### Work instruction
Copy nothing but the text: repeat each entry exactly and drop the images.

### Dataset extract
::::::::
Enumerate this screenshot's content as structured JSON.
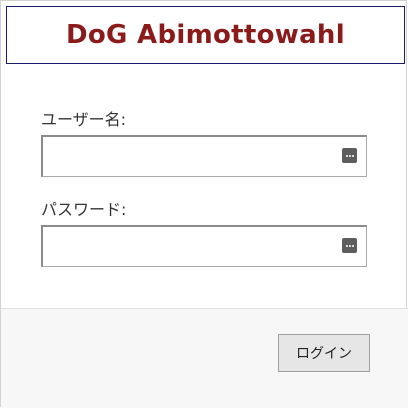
{
  "app": {
    "title": "DoG Abimottowahl"
  },
  "form": {
    "username_label": "ユーザー名:",
    "username_value": "",
    "password_label": "パスワード:",
    "password_value": ""
  },
  "icons": {
    "username_field_icon": "password-manager-key-icon",
    "password_field_icon": "password-manager-key-icon"
  },
  "footer": {
    "login_label": "ログイン"
  },
  "colors": {
    "title": "#8b1a1a",
    "title_border": "#1a1a6e",
    "footer_bg": "#f7f7f7",
    "button_bg": "#e6e6e6"
  }
}
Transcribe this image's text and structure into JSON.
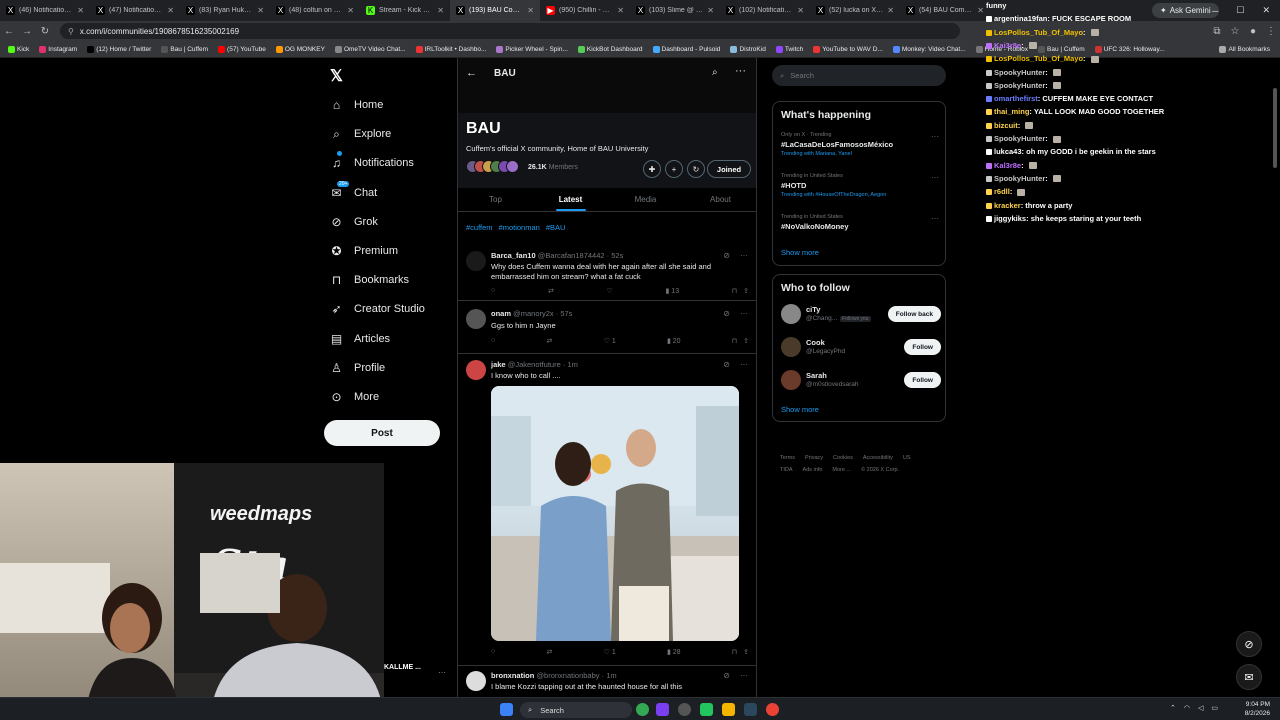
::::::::
### Reply
Enumerate this screenshot's content as structured JSON.
{
  "app": {
    "title": "DoG Abimottowahl"
  },
  "form": {
    "username_label": "ユーザー名:",
    "username_value": "",
    "password_label": "パスワード:",
    "password_value": ""
  },
  "icons": {
    "username_field_icon": "password-manager-key-icon",
    "password_field_icon": "password-manager-key-icon"
  },
  "footer": {
    "login_label": "ログイン"
  },
  "colors": {
    "title": "#8b1a1a",
    "title_border": "#1a1a6e",
    "footer_bg": "#f7f7f7",
    "button_bg": "#e6e6e6"
  }
}
Transcribe this image's text and structure into JSON.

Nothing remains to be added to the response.